Unfortunately, although double corrector/potentiator combinations cover a significantly higher percentage of PWCF and have some stabilizing effect, they failed to show the much expected disease course modification and this was also evident in everyday clinical practice. The new true revelation in CFTR modulation came in 2019 with the triple combination which combines the effects of two correctors, the older tezacaftor and the new elexacaftor, with the potentiator ivacaftor. Middleton et al.14 showed that administration of the triple combination for 24 weeks, in PWCF aged >12 years with a F508del and a minimal function (more severe) mutation, resulted in higher FEV1 by 14.3% and lower rate of exacerbations by 63% compared to placebo14. In the same year, Heijerman et al.15, showed that administration of the triple combination, for 4 weeks in F508del homozygotes aged >12 years, resulted in a 10% additional increase in FEV1 compared to the tezacaftorivacaftor combination. In 2021, an open-label, phase III study on the safety and efficacy of the triple combination in PWCF aged 6–11 years also showed favorable results expanding the combination approval to patients aged >6 years16. Furthermore, FDA and EMA have approved the triple combination for all PWCF with at least one F508del mutation (regardless of the other one), thus covering over 80% of all PWCF.

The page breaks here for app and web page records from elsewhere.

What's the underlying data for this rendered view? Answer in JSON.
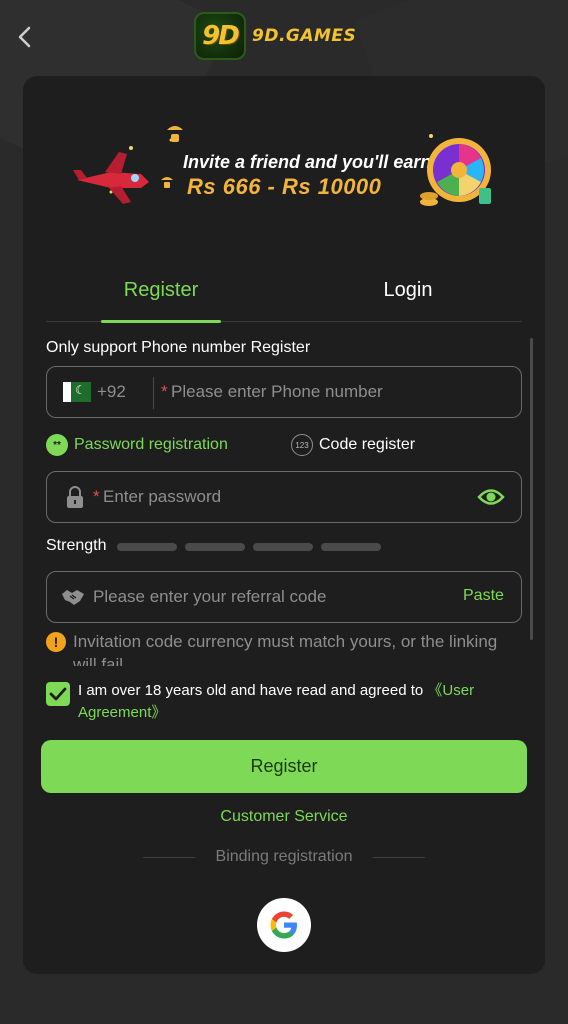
{
  "header": {
    "logo_badge": "9D",
    "logo_text": "9D.GAMES",
    "back_icon": "chevron-left-icon"
  },
  "banner": {
    "line1": "Invite a friend and you'll earn",
    "line2": "Rs 666 - Rs 10000"
  },
  "tabs": {
    "register": "Register",
    "login": "Login",
    "active": "register"
  },
  "form": {
    "section_title": "Only support Phone number Register",
    "phone": {
      "country_code": "+92",
      "flag_icon": "pakistan-flag-icon",
      "required_mark": "*",
      "placeholder": "Please enter Phone number",
      "value": ""
    },
    "modes": {
      "password": "Password registration",
      "code": "Code register",
      "password_icon": "**",
      "code_icon": "123",
      "selected": "password"
    },
    "password": {
      "required_mark": "*",
      "placeholder": "Enter password",
      "value": ""
    },
    "strength": {
      "label": "Strength",
      "levels": 4,
      "filled": 0
    },
    "referral": {
      "placeholder": "Please enter your referral code",
      "value": "",
      "paste_label": "Paste"
    },
    "warning": {
      "icon": "!",
      "text": "Invitation code currency must match yours, or the linking will fail"
    },
    "agreement": {
      "checked": true,
      "text": "I am over 18 years old and have read and agreed to ",
      "link": "《User Agreement》"
    },
    "register_button": "Register"
  },
  "footer": {
    "customer_service": "Customer Service",
    "binding_label": "Binding registration",
    "google_icon": "google-icon"
  },
  "colors": {
    "accent": "#7ed957",
    "card_bg": "#1e1e1e",
    "page_bg": "#2a2a2a",
    "banner_gold": "#f3b43c",
    "warning": "#f2a31a",
    "required": "#e45050"
  }
}
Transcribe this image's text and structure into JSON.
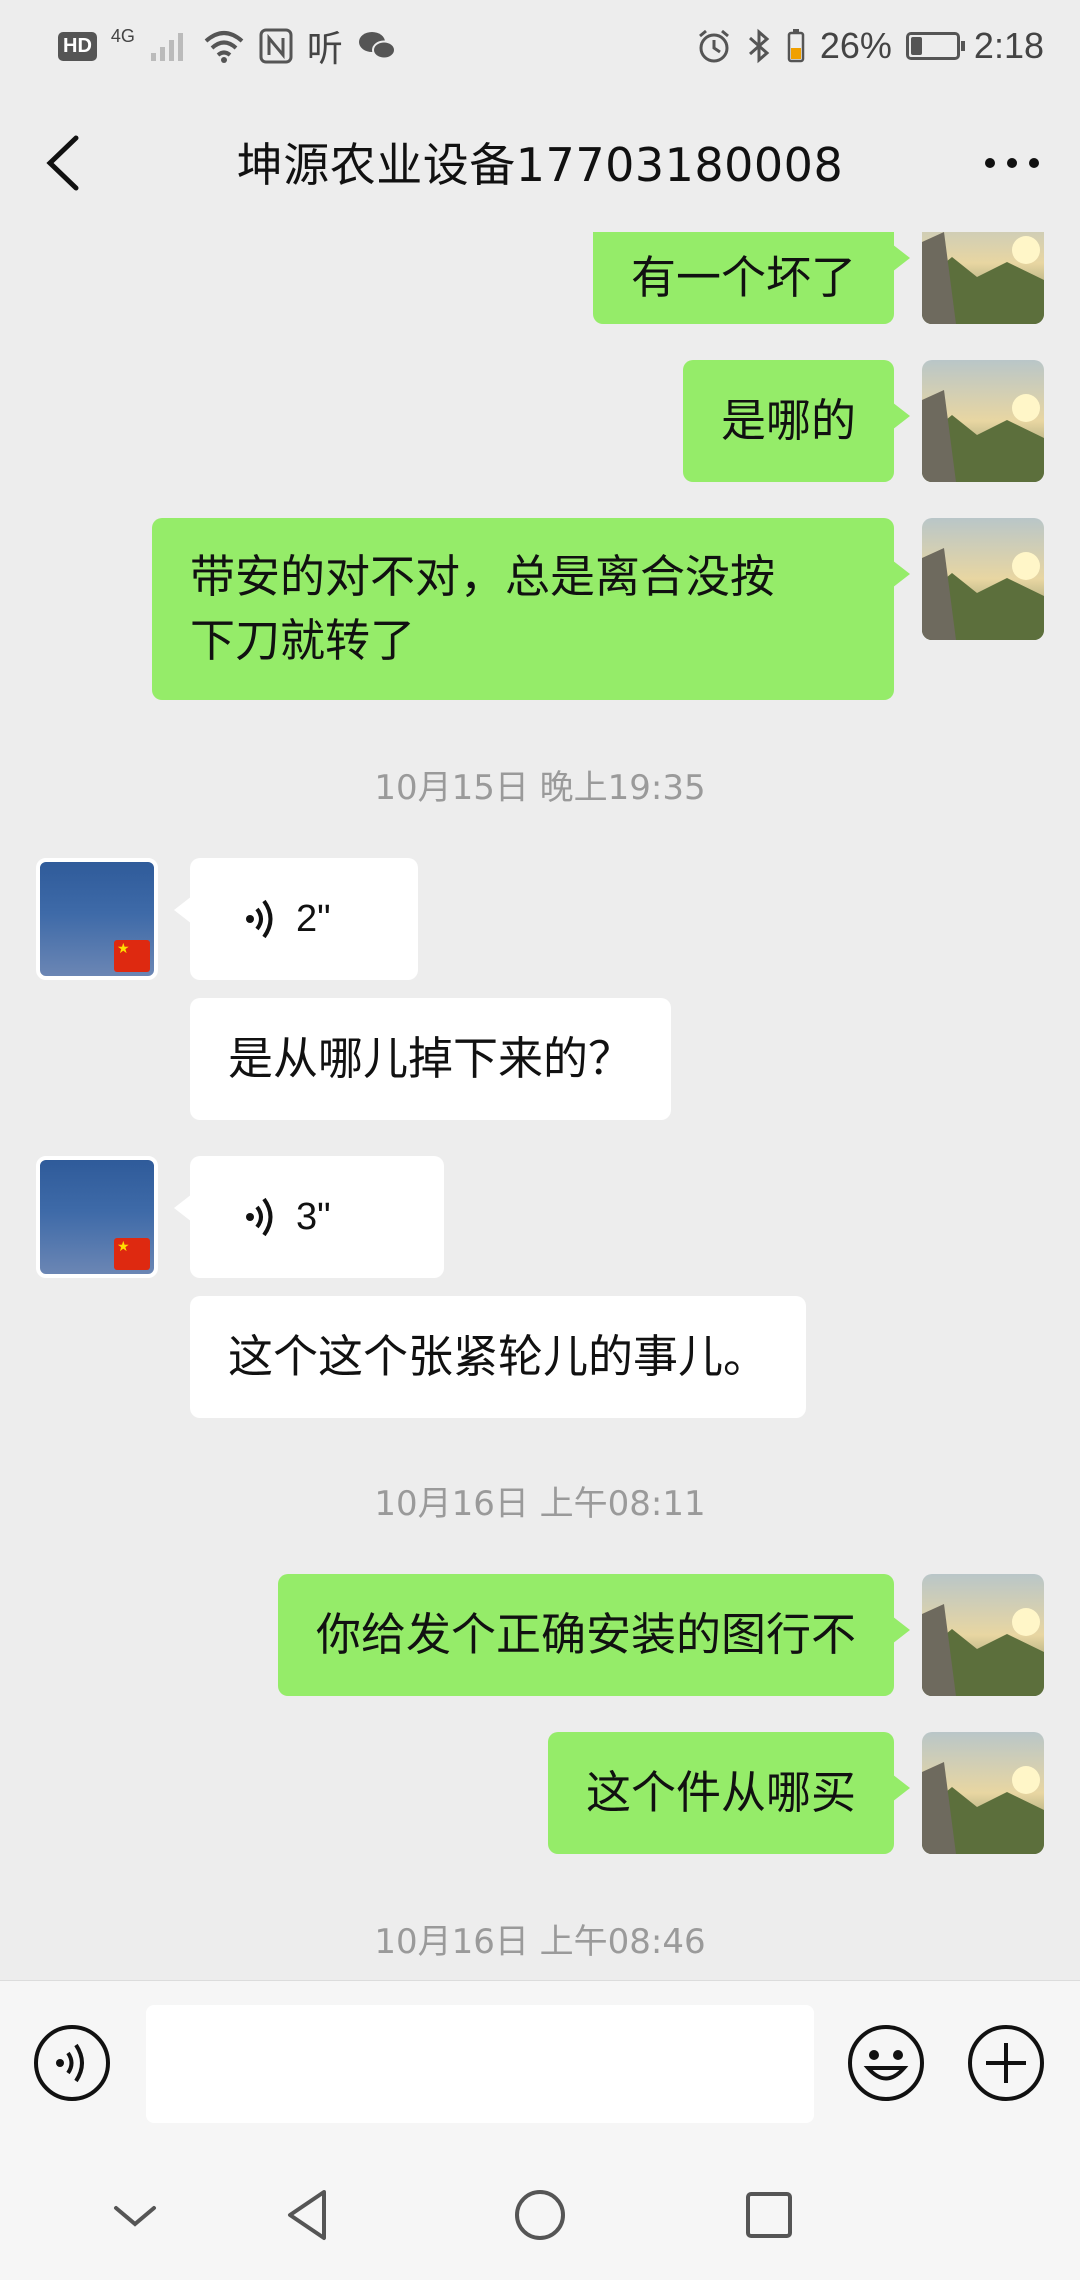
{
  "status_bar": {
    "left_badge": "HD",
    "network": "4G",
    "app_glyph": "听",
    "battery_text": "26%",
    "battery_level": 0.26,
    "time": "2:18"
  },
  "header": {
    "title": "坤源农业设备17703180008"
  },
  "messages": {
    "m1": "有一个坏了",
    "m2": "是哪的",
    "m3_line1": "带安的对不对，总是离合没按",
    "m3_line2": "下刀就转了",
    "ts1": "10月15日 晚上19:35",
    "v1": "2\"",
    "m4": "是从哪儿掉下来的？",
    "v2": "3\"",
    "m5": "这个这个张紧轮儿的事儿。",
    "ts2": "10月16日 上午08:11",
    "m6": "你给发个正确安装的图行不",
    "m7": "这个件从哪买",
    "ts3": "10月16日 上午08:46"
  },
  "input": {
    "placeholder": ""
  },
  "colors": {
    "sent_bubble": "#95ec69",
    "received_bubble": "#ffffff",
    "background": "#ededed"
  },
  "icons": [
    "back-arrow-icon",
    "more-icon",
    "voice-icon",
    "emoji-icon",
    "plus-icon",
    "nav-down-icon",
    "nav-back-icon",
    "nav-home-icon",
    "nav-recents-icon"
  ]
}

The change that the new triple combination brought to CF management is clearly indicated by the fact that based on the US CF Foundation annual report of 2020, i.e. one year after the publication of the first two studies, out of the 23305 PWCF who were eligible to receive CFTR modulators, 63.85% were on the triple combination17. Although it is

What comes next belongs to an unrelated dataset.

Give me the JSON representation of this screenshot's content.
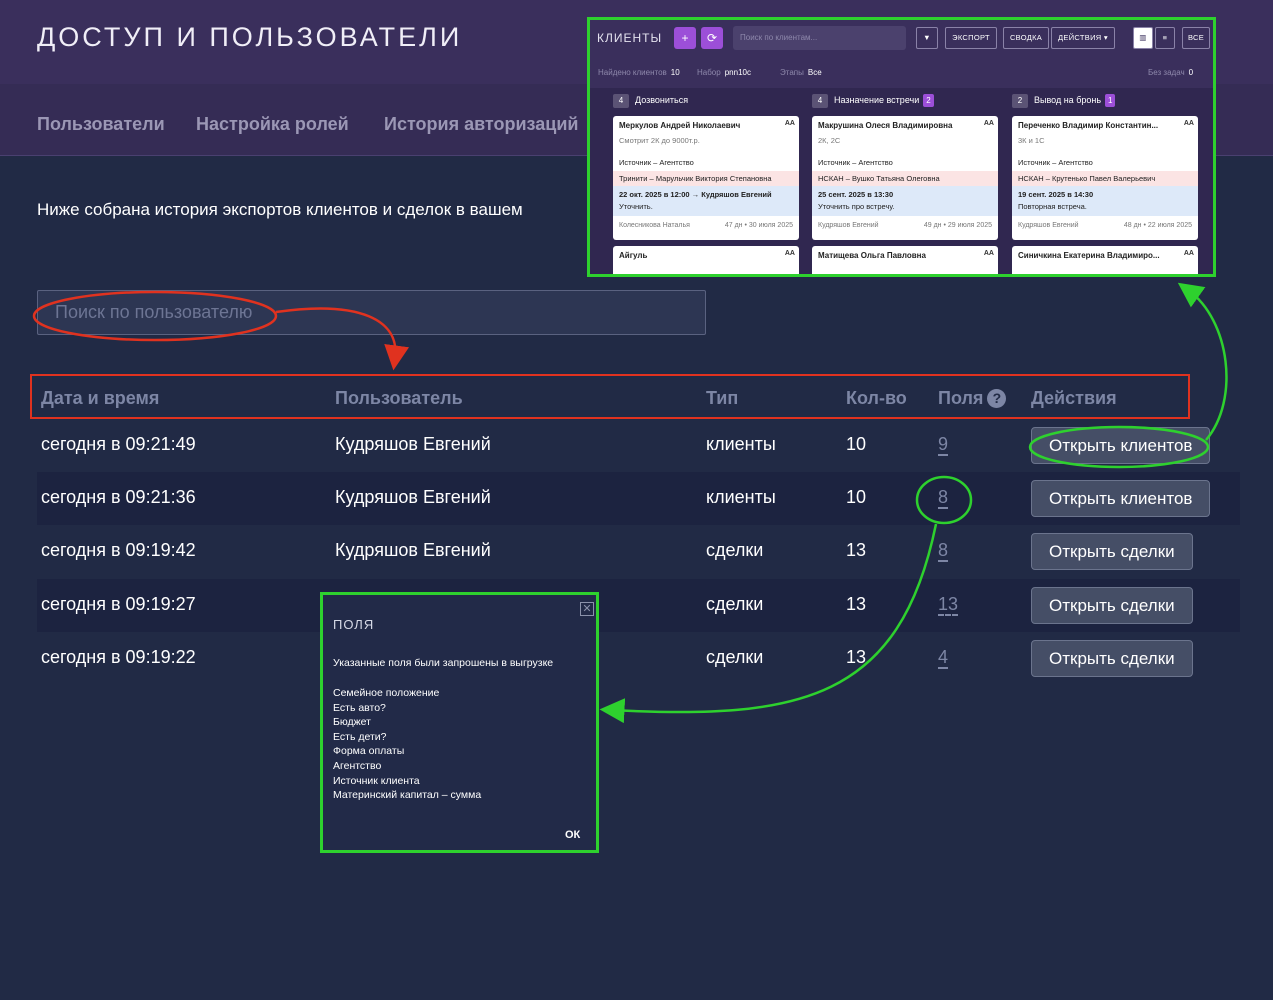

too soon to have longitudinal data on the effect of the new combination to the course of the disease, there are already several indications that CFTR modulation will become the next significant step in the long line of achievements in CF care. First of all, clinical experience suggests that the number of hospitalizations has dramatically decreased, nearly transforming CF to an outpatient disease. Our patients are growing healthier, heavier, with better respiratory function, less need for long-term oxygen therapy and insulin, and much more able to cope with their everyday needs. Importantly, this seems to apply to patients with very low FEV1 (<40%) who were not included in the reference studies18. Secondly, PWCF are starting to stop the timeconsuming medications they have used nearly all their lives. In fact, a study targeting to evaluate the effect of chronic treatment discontinuation after initiation of the triple combination, is under way19. Thirdly, new challenges in patient care arise, for instance the use of the triple combination in patient groups for which it was either not recommended, such as transplanted patients or preferable to avoid, such as pregnant women. The use of the combination in these patient groups has already been reported, indicating favorable results20,21. Last but not least, in 2021, a case report described false negative newborn screening and lower than typical sweat chloride concentration in an infant who turned out to be F508del homozygous and whose mother was on CFTR modulators22. This case gives us a glimpse of the effects that the early, even in utero, administration of the triple combination may have, not only on the clinical manifestations but also on the underlying pathophysiology of the disease.

In the 1950s, life expectancy in CF was a few months, the main causes of death were meconium ileus and malnutrition1. Today median survival is >40 years in developed countries rendering CF an example of what development of basic science and evolution of new drugs can offer to medicine and ultimately patients. The reasons for this incredible improvement include significant milestones in CF care such as correction of nutrition deficits, airway clearance, antibiotic therapy and patients’ management in specialized centers. It seems that CFTR modulators and especially the elexacaftor/tezacaftor/ivacaftor combination represent a new landmark in PWCF’s lives, already affecting the way CF is perceived and CF care is provided.